|International Classification||C10J3/20, C10J3/48, C10J3/56, B04C11/00, C10J3/84, B04C5/28|
|Cooperative Classification||C10J3/78, C10J2300/093, C10J3/56, C10J3/20, C10J3/06, C10J3/48, B04C5/28, C10J3/84, B04C11/00|
|European Classification||C10J3/06, B04C11/00, C10J3/20, C10J3/56, C10J3/84, C10J3/48, B04C5/28|
|Apr 29, 1985||AS||Assignment|
Owner name: RUHRKOHLE AKTIENGESELLSCHAFT

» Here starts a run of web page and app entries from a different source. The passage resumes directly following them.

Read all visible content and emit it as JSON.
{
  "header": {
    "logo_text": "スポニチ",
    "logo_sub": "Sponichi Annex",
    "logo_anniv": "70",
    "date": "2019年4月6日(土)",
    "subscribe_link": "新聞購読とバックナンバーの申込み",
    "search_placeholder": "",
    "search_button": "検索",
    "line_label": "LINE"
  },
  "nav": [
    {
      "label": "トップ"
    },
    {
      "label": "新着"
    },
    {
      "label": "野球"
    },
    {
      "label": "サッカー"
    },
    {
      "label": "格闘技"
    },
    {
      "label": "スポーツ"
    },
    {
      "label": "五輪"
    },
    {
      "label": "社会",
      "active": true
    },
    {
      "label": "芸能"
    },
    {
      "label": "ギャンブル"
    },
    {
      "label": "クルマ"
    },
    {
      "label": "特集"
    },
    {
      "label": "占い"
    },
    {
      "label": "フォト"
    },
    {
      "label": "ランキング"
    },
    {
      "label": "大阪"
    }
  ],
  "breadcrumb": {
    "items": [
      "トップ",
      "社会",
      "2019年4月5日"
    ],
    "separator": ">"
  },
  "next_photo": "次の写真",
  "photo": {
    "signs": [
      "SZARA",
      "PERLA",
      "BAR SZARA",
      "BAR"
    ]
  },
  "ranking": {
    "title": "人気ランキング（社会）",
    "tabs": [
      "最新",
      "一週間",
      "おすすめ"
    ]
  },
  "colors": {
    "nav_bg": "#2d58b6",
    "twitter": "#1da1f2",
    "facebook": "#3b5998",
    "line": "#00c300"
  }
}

Free format text: ASSIGNMENT OF ASSIGNORS INTEREST.;ASSIGNOR:SCHAFER, WOLFGANG;REEL/FRAME:004403/0963
Effective date: 19850412
|Aug 13, 1990||FPAY||Fee payment|
Year of fee payment: 4
|Aug 22, 1994||FPAY||Fee payment|
Year of fee payment: 8
|Jan 12, 1999||REMI||Maintenance fee reminder mailed|
|Jun 20, 1999||LAPS||Lapse for failure to pay maintenance fees|
|Aug 31, 1999||FP||Expired due to failure to pay maintenance fee|
Effective date: 19990623